So dutifully every Sunday before 7am we both met up at the left side of the XU chapel.  He laid all the wirings and the mikes to be used for the broadcast, while I located myself on the same side close to the altar, holding on to my folder with the script, and the few prayer books I brought along.

This we did with almost no fail for at least a year and maybe closer to more, going to the air at the appointed time and place and reaching to all who tuned in to the radio during that time.  The Holy Sacrifice of the Mass and its message of redemption propagated far and wide to the devotees unable to be physically present.

And all that time, we never received any feedback to apprize us of the work we were doing.  Not an iota of comment or emoticon to a Facebook page or other social media.  Complete radio silence.

And just as hazily, this work stopped, and everybody concerned went about their separate ways.  And I am just left to wonder, how crude and limited methods were then to disseminate data and events to the people at large.  Worlds apart from the ways we now handle such things.

That same smartphone that most people, from all strata of society, now possess in their hands, is now capable to do what we once did with great attention and labor, and a lot more, simply with a few clicks, tender taps of the fingers over the screen, etc.


Saturday, September 07, 2019

Taking a Fast Boat to Hong Kong




 First we heard of the yellow vests protests in France, a populist movement from the working middle class who took to the streets to vent their frustrations on economic issues.  Now we have the black shirts protests in Hong Kong, going now more than 13 weeks.  Again, another populist movement coming from the middle class ranks.  It kinds of remind one of  a third  populist movement -  in the US during the last election cycle, except that in their instance, instead of bullets, the protagonists used the ballot.
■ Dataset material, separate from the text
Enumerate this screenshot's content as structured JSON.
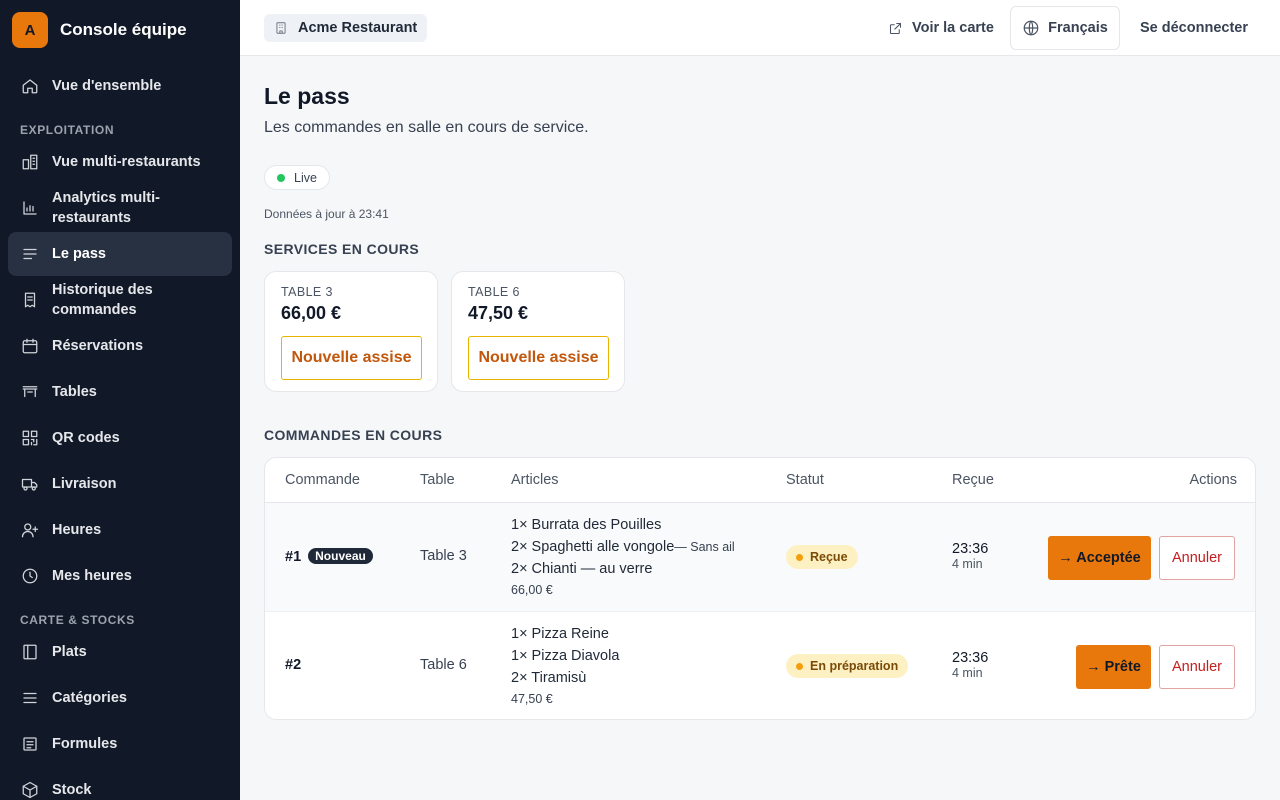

One outstanding thing is how the HK movement has been able to galvanize the citizenry to gather in very large numbers even with a very loose organization whose leaders are not even clearly known.  It gathered at one point 1.7 million people on very short notice, almost a fourth of the total population of the island of about 7 million people.  Tech-savvy residents have created their own networks for communications and dissemination.  Thus we hear buzz words like mesh networks or Telegram, etc.

How could anyone ignore the numbers?  And more importantly how could one not realize the stakes involved?

Among them are:

In the world of finance, HK is the third most important global financial hub,   behind only London and the US.  It cannot afford to be destabilized for long, without deleterious repercussions worldwide.  The tense rumblings are definitely undermining this pivotal role in this Asian locale where English is a primary language.

It is an inevitability that in 2047, HK will truly be molded as part of Mainland China, as per agreement reached in 1997, and it will be ruled by the Communist government like any other part of China.  Once done, HK will lose its financial prominence because the major Western powers will never allow itself to trust in China.  But why should HK be any different from any Chinese city?

But first a little trivia.  Before the ascendency of China as a looming world power, the Communist government had eyed HK with great avarice because HK’s economy or GDP then was comparatively huge compared to that of China. But in the meantime China’s many big cities blossomed and became modernized and prosperous amidst a riotous economy that was burgeoning to the point that now, HK’s GDP contribution would not mean that much, maybe representing only 10 or 15% of China’s total.

But the bigger problem is HK itself.  HK became unique HK because of the uncanny combination of the Chinese people’s intrepid nature and their entrepreneurship genius mixed with the vaunted British Common Law.   That inimitable combination produced HK, and we know this would become untenable once HK becomes part of the Communist regime of China.  Rule of law as known in the West will be alien then, and the HK generations weaned on this cannot survive.

Even with just this, one can easily grasp the mammoth dilemma that HK truly finds itself.